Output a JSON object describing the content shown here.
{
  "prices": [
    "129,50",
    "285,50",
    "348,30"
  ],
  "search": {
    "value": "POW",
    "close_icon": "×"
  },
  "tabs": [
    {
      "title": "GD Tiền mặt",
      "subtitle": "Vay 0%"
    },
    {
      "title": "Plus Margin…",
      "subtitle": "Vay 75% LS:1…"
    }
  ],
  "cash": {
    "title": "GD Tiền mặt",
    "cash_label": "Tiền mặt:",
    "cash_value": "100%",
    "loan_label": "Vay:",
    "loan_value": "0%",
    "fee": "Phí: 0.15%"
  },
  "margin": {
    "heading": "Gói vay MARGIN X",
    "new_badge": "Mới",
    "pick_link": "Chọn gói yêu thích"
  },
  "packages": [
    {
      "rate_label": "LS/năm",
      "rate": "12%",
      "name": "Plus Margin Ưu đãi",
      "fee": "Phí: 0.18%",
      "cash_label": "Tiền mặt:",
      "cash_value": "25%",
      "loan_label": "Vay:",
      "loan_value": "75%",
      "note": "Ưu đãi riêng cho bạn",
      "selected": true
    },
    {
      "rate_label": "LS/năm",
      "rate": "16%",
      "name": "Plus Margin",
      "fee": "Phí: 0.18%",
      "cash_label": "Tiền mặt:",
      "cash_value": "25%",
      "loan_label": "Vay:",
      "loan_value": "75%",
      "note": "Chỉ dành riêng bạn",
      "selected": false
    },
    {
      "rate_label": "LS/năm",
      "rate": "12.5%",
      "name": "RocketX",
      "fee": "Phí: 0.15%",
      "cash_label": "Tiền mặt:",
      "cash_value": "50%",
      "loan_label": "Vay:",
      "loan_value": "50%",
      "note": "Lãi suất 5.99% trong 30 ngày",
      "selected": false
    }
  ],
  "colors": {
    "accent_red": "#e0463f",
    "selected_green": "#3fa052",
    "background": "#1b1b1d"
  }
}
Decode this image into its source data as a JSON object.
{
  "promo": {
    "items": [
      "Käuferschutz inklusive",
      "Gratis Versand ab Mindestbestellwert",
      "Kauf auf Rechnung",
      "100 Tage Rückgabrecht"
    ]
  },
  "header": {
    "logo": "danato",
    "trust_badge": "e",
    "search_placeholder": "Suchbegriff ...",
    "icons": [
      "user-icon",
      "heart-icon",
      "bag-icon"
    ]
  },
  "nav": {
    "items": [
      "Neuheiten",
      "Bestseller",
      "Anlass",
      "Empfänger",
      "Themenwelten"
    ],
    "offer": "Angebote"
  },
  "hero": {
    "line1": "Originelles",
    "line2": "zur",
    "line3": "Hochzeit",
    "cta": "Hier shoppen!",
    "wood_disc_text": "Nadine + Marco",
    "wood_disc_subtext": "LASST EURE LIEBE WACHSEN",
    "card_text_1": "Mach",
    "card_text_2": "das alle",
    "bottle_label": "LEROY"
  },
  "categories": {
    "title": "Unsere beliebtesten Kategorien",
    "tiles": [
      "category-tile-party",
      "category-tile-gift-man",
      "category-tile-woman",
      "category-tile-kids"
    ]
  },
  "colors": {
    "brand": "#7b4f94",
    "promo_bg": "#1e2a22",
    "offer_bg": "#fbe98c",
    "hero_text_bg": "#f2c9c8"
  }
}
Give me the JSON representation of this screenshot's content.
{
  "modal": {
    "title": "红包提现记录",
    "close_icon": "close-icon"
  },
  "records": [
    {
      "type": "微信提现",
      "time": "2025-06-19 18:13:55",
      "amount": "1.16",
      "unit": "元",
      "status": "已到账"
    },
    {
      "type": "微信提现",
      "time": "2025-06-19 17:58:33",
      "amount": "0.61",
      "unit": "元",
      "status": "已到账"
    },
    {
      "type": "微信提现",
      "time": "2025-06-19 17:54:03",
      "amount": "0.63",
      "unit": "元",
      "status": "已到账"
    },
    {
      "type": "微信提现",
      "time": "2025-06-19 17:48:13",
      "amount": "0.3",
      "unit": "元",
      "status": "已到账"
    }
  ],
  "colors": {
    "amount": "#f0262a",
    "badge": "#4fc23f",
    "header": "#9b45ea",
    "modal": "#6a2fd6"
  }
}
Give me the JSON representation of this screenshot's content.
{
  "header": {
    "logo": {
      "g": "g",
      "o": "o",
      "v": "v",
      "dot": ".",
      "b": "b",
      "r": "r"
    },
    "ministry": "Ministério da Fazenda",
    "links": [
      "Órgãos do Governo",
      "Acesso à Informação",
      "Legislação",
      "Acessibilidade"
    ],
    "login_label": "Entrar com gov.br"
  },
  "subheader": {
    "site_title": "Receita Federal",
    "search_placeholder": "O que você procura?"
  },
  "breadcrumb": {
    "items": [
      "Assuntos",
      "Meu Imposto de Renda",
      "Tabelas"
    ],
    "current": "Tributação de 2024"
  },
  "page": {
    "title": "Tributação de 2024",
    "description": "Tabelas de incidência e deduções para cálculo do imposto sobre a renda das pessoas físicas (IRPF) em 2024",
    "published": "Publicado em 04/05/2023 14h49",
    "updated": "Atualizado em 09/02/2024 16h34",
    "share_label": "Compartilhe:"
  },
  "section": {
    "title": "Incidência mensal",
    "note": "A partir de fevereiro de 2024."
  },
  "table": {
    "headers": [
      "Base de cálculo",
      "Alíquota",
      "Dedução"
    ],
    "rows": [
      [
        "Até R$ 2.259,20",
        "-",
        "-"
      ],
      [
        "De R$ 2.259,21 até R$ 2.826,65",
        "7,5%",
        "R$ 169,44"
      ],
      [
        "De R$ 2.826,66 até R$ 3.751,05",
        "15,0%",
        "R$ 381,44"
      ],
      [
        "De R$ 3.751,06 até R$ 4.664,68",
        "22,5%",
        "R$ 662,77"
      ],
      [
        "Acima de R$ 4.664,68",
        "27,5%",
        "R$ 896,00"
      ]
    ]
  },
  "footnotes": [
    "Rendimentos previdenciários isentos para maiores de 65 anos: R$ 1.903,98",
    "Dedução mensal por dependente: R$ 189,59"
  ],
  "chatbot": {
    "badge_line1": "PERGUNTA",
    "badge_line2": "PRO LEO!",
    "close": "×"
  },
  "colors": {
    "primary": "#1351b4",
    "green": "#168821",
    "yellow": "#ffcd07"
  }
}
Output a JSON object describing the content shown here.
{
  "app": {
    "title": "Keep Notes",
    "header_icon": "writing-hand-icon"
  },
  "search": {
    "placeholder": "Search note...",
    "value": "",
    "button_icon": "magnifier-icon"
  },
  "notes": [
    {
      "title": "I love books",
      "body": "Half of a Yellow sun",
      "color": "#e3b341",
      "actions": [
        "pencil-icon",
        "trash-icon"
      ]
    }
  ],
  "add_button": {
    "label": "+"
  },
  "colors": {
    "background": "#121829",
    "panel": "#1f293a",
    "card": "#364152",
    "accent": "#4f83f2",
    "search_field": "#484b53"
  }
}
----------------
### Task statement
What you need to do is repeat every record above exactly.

### Solution to this task
Output a JSON object describing the content shown here.
{
  "prices": [
    "129,50",
    "285,50",
    "348,30"
  ],
  "search": {
    "value": "POW",
    "close_icon": "×"
  },
  "tabs": [
    {
      "title": "GD Tiền mặt",
      "subtitle": "Vay 0%"
    },
    {
      "title": "Plus Margin…",
      "subtitle": "Vay 75% LS:1…"
    }
  ],
  "cash": {
    "title": "GD Tiền mặt",
    "cash_label": "Tiền mặt:",
    "cash_value": "100%",
    "loan_label": "Vay:",
    "loan_value": "0%",
    "fee": "Phí: 0.15%"
  },
  "margin": {
    "heading": "Gói vay MARGIN X",
    "new_badge": "Mới",
    "pick_link": "Chọn gói yêu thích"
  },
  "packages": [
    {
      "rate_label": "LS/năm",
      "rate": "12%",
      "name": "Plus Margin Ưu đãi",
      "fee": "Phí: 0.18%",
      "cash_label": "Tiền mặt:",
      "cash_value": "25%",
      "loan_label": "Vay:",
      "loan_value": "75%",
      "note": "Ưu đãi riêng cho bạn",
      "selected": true
    },
    {
      "rate_label": "LS/năm",
      "rate": "16%",
      "name": "Plus Margin",
      "fee": "Phí: 0.18%",
      "cash_label": "Tiền mặt:",
      "cash_value": "25%",
      "loan_label": "Vay:",
      "loan_value": "75%",
      "note": "Chỉ dành riêng bạn",
      "selected": false
    },
    {
      "rate_label": "LS/năm",
      "rate": "12.5%",
      "name": "RocketX",
      "fee": "Phí: 0.15%",
      "cash_label": "Tiền mặt:",
      "cash_value": "50%",
      "loan_label": "Vay:",
      "loan_value": "50%",
      "note": "Lãi suất 5.99% trong 30 ngày",
      "selected": false
    }
  ],
  "colors": {
    "accent_red": "#e0463f",
    "selected_green": "#3fa052",
    "background": "#1b1b1d"
  }
}
Decode this image into its source data as a JSON object.
{
  "promo": {
    "items": [
      "Käuferschutz inklusive",
      "Gratis Versand ab Mindestbestellwert",
      "Kauf auf Rechnung",
      "100 Tage Rückgabrecht"
    ]
  },
  "header": {
    "logo": "danato",
    "trust_badge": "e",
    "search_placeholder": "Suchbegriff ...",
    "icons": [
      "user-icon",
      "heart-icon",
      "bag-icon"
    ]
  },
  "nav": {
    "items": [
      "Neuheiten",
      "Bestseller",
      "Anlass",
      "Empfänger",
      "Themenwelten"
    ],
    "offer": "Angebote"
  },
  "hero": {
    "line1": "Originelles",
    "line2": "zur",
    "line3": "Hochzeit",
    "cta": "Hier shoppen!",
    "wood_disc_text": "Nadine + Marco",
    "wood_disc_subtext": "LASST EURE LIEBE WACHSEN",
    "card_text_1": "Mach",
    "card_text_2": "das alle",
    "bottle_label": "LEROY"
  },
  "categories": {
    "title": "Unsere beliebtesten Kategorien",
    "tiles": [
      "category-tile-party",
      "category-tile-gift-man",
      "category-tile-woman",
      "category-tile-kids"
    ]
  },
  "colors": {
    "brand": "#7b4f94",
    "promo_bg": "#1e2a22",
    "offer_bg": "#fbe98c",
    "hero_text_bg": "#f2c9c8"
  }
}
Give me the JSON representation of this screenshot's content.
{
  "modal": {
    "title": "红包提现记录",
    "close_icon": "close-icon"
  },
  "records": [
    {
      "type": "微信提现",
      "time": "2025-06-19 18:13:55",
      "amount": "1.16",
      "unit": "元",
      "status": "已到账"
    },
    {
      "type": "微信提现",
      "time": "2025-06-19 17:58:33",
      "amount": "0.61",
      "unit": "元",
      "status": "已到账"
    },
    {
      "type": "微信提现",
      "time": "2025-06-19 17:54:03",
      "amount": "0.63",
      "unit": "元",
      "status": "已到账"
    },
    {
      "type": "微信提现",
      "time": "2025-06-19 17:48:13",
      "amount": "0.3",
      "unit": "元",
      "status": "已到账"
    }
  ],
  "colors": {
    "amount": "#f0262a",
    "badge": "#4fc23f",
    "header": "#9b45ea",
    "modal": "#6a2fd6"
  }
}
Give me the JSON representation of this screenshot's content.
{
  "header": {
    "logo": {
      "g": "g",
      "o": "o",
      "v": "v",
      "dot": ".",
      "b": "b",
      "r": "r"
    },
    "ministry": "Ministério da Fazenda",
    "links": [
      "Órgãos do Governo",
      "Acesso à Informação",
      "Legislação",
      "Acessibilidade"
    ],
    "login_label": "Entrar com gov.br"
  },
  "subheader": {
    "site_title": "Receita Federal",
    "search_placeholder": "O que você procura?"
  },
  "breadcrumb": {
    "items": [
      "Assuntos",
      "Meu Imposto de Renda",
      "Tabelas"
    ],
    "current": "Tributação de 2024"
  },
  "page": {
    "title": "Tributação de 2024",
    "description": "Tabelas de incidência e deduções para cálculo do imposto sobre a renda das pessoas físicas (IRPF) em 2024",
    "published": "Publicado em 04/05/2023 14h49",
    "updated": "Atualizado em 09/02/2024 16h34",
    "share_label": "Compartilhe:"
  },
  "section": {
    "title": "Incidência mensal",
    "note": "A partir de fevereiro de 2024."
  },
  "table": {
    "headers": [
      "Base de cálculo",
      "Alíquota",
      "Dedução"
    ],
    "rows": [
      [
        "Até R$ 2.259,20",
        "-",
        "-"
      ],
      [
        "De R$ 2.259,21 até R$ 2.826,65",
        "7,5%",
        "R$ 169,44"
      ],
      [
        "De R$ 2.826,66 até R$ 3.751,05",
        "15,0%",
        "R$ 381,44"
      ],
      [
        "De R$ 3.751,06 até R$ 4.664,68",
        "22,5%",
        "R$ 662,77"
      ],
      [
        "Acima de R$ 4.664,68",
        "27,5%",
        "R$ 896,00"
      ]
    ]
  },
  "footnotes": [
    "Rendimentos previdenciários isentos para maiores de 65 anos: R$ 1.903,98",
    "Dedução mensal por dependente: R$ 189,59"
  ],
  "chatbot": {
    "badge_line1": "PERGUNTA",
    "badge_line2": "PRO LEO!",
    "close": "×"
  },
  "colors": {
    "primary": "#1351b4",
    "green": "#168821",
    "yellow": "#ffcd07"
  }
}
Output a JSON object describing the content shown here.
{
  "app": {
    "title": "Keep Notes",
    "header_icon": "writing-hand-icon"
  },
  "search": {
    "placeholder": "Search note...",
    "value": "",
    "button_icon": "magnifier-icon"
  },
  "notes": [
    {
      "title": "I love books",
      "body": "Half of a Yellow sun",
      "color": "#e3b341",
      "actions": [
        "pencil-icon",
        "trash-icon"
      ]
    }
  ],
  "add_button": {
    "label": "+"
  },
  "colors": {
    "background": "#121829",
    "panel": "#1f293a",
    "card": "#364152",
    "accent": "#4f83f2",
    "search_field": "#484b53"
  }
}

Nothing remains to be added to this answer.